Before going on, assume you've read my previous post on pid management
Thanks to the
struct process, our work is much simplified. Quoting Eric S.Raymond
Smart data structures and dumb code works a lot better than the other way around.
At first glance, the logic of
waitpid is trivial. Yes, it's indeed in
terms of the "core code": Just acquire the exitlock and then see if the
process has exited, then wait it exit using
cv_wait on exitcv and get
it's exitcode. Here I use
cv to coordinate child and parent process. Or you can
use semaphore with initial count 0: child will

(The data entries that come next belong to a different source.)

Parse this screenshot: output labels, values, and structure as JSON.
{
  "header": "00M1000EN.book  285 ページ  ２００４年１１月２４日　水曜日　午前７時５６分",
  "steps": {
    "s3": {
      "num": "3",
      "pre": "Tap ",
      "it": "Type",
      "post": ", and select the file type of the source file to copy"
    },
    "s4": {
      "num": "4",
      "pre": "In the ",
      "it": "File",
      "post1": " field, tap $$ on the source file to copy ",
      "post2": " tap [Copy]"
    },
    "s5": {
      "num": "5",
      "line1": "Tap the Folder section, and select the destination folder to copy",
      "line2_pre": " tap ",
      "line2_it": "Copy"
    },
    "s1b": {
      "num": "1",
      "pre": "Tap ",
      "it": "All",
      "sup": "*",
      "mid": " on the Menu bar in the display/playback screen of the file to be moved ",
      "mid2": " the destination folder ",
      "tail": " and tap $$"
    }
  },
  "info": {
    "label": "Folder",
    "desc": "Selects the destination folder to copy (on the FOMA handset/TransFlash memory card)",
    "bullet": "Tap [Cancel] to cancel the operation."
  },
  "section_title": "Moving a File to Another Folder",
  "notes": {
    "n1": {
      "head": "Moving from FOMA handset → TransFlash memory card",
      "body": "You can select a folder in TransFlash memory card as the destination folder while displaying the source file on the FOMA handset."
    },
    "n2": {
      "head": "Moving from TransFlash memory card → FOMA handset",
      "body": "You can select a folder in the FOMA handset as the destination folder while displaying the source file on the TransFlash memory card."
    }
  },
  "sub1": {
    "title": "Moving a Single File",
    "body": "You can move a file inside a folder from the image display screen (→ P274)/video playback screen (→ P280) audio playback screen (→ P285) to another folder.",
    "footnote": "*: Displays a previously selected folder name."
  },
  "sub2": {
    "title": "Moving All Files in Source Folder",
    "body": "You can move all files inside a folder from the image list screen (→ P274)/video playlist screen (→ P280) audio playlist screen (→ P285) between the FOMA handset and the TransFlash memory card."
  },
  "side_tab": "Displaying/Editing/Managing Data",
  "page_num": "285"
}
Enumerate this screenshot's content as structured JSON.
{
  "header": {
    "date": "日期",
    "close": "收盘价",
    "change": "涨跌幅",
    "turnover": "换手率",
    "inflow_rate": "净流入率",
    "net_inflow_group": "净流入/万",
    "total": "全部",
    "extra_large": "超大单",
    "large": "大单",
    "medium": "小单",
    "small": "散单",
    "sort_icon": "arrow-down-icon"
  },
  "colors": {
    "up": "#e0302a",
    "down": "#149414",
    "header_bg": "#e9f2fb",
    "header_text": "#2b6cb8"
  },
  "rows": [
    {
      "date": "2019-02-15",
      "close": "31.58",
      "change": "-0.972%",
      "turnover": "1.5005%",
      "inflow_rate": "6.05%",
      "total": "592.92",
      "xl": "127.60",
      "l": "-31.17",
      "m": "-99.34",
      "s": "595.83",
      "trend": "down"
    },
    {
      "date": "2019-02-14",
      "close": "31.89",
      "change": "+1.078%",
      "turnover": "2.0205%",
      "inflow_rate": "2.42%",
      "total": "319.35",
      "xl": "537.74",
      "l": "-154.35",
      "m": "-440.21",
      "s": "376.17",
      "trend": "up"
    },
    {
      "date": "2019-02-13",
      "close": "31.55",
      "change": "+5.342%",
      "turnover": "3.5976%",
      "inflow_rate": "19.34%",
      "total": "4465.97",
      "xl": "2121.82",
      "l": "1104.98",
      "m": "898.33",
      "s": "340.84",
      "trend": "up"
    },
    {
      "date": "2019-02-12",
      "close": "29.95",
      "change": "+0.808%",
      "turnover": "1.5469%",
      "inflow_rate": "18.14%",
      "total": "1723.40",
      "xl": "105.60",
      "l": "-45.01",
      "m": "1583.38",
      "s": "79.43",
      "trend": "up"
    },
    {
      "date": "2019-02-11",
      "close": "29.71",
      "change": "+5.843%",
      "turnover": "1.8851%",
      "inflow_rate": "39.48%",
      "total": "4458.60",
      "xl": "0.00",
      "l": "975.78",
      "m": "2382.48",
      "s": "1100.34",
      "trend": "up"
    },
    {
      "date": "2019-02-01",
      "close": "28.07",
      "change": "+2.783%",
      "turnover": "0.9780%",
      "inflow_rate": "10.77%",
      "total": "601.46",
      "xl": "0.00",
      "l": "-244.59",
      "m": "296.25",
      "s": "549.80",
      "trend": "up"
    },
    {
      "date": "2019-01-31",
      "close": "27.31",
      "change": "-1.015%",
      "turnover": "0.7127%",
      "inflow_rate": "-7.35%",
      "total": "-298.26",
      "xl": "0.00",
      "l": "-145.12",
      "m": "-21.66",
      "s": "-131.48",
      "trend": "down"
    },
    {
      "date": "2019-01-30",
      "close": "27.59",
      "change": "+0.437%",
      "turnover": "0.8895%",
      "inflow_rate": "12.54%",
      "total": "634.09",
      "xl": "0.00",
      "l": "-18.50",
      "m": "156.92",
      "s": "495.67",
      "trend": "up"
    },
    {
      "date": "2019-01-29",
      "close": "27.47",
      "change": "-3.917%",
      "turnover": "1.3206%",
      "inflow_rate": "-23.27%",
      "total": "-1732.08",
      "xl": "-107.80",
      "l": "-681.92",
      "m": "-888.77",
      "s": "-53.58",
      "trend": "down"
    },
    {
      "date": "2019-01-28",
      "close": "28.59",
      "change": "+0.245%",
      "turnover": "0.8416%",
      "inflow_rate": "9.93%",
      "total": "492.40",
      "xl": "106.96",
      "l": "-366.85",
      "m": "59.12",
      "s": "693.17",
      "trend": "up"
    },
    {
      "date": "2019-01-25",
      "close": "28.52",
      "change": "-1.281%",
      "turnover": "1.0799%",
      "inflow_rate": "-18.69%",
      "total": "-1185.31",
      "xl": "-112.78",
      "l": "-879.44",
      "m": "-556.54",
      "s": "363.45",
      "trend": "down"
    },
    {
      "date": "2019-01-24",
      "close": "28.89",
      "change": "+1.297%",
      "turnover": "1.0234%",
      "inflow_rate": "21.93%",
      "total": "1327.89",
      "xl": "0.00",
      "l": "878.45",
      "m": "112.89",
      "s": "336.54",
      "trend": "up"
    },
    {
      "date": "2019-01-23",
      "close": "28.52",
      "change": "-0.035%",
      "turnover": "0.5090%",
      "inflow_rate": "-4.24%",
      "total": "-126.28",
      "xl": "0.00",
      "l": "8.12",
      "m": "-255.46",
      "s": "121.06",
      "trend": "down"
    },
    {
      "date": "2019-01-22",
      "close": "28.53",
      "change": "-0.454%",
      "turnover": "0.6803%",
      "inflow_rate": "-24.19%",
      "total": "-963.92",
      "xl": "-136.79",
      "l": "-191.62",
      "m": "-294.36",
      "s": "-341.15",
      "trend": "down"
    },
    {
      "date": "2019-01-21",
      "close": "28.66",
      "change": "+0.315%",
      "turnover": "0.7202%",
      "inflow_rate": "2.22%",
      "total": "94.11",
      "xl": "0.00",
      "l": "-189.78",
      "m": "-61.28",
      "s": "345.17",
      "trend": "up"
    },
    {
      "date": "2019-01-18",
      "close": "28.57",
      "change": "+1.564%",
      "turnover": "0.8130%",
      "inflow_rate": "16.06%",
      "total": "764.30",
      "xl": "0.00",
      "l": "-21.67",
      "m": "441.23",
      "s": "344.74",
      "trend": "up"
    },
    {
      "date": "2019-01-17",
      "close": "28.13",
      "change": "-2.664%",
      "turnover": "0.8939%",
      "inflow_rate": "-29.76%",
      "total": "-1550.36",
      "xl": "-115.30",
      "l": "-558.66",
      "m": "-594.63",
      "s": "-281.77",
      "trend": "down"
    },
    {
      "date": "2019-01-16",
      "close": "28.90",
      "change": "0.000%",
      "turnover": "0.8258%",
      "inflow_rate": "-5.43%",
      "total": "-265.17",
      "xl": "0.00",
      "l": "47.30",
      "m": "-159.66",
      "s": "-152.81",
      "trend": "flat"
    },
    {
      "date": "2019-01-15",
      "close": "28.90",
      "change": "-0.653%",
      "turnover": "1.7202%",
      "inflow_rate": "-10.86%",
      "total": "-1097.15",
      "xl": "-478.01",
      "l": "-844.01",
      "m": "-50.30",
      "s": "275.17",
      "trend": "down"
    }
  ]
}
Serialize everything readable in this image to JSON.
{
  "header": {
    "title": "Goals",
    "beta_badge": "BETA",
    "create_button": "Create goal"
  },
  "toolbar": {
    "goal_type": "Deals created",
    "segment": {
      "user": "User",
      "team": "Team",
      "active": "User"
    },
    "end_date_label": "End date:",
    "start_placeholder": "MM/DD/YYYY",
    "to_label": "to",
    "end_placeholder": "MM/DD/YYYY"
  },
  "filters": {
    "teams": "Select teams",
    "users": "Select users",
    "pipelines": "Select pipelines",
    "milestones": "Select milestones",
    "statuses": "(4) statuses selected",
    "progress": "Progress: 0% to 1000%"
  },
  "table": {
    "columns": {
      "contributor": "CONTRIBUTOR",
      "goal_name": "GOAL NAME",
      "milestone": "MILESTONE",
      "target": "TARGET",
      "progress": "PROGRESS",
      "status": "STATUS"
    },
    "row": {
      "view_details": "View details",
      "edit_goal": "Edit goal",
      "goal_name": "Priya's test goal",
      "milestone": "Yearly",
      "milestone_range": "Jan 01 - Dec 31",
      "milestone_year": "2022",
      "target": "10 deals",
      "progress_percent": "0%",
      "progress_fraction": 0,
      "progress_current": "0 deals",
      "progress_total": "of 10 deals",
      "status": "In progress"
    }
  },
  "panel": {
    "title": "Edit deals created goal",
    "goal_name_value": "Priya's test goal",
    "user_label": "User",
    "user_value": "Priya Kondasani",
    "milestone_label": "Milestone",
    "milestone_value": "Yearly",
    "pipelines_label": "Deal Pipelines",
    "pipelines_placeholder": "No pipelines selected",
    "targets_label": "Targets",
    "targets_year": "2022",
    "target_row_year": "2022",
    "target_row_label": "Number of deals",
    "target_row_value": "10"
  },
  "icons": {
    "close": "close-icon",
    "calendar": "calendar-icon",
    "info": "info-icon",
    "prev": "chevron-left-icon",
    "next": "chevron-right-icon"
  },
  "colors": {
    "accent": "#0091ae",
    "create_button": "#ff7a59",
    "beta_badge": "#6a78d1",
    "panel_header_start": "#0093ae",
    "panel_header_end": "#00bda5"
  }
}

V the semaphore when it exits,
and parent will
P the semaphore on
But it turns out that most the code of
waitpid is argument
checking! More arguments means more potential risks from user space.
Sigh~ Anyway, we are doing kernel programming. And just take a look at
$OS161_SRC/user/testbin/badcall/bad_waitpid.c and you'll know what I mean.
So basically, we need to check:
- Is the status pointer properly aligned (by 4) ?
- Is the status pointer a valid pointer anyway (NULL, point to kernel, ...)?
- Is options valid? (More flags than
WNOHANG | WUNTRACED)
- Does the waited pid exist/valid?
- If exist, are we allowed to wait it ? (Is it our child?)
And also, after successfully get the exitcode, don't forget to destroy the child's process structure and free its slot in the procs array. Since one child has only one parent, and after we wait for it, no one will care for it any more!
This part is easy. (Mostly because exit only take on integer argument!) All
we need to do is find our
struct process entry using
And then indicate that "I've exited" and fill the exitcode. The only
thing to note that the exitcode must be maked using the MACROs in
$OS161_SRC/kern/include/kern/wait.h. Suppose user passing in
_exitcode, then we need
to set the real
And if we are smarter, we can first check if parent exist or if parent has exited, then we even don't bother fill the exitcode since no one cares! Anyway, it's just a tiny shortcut, and totally optional.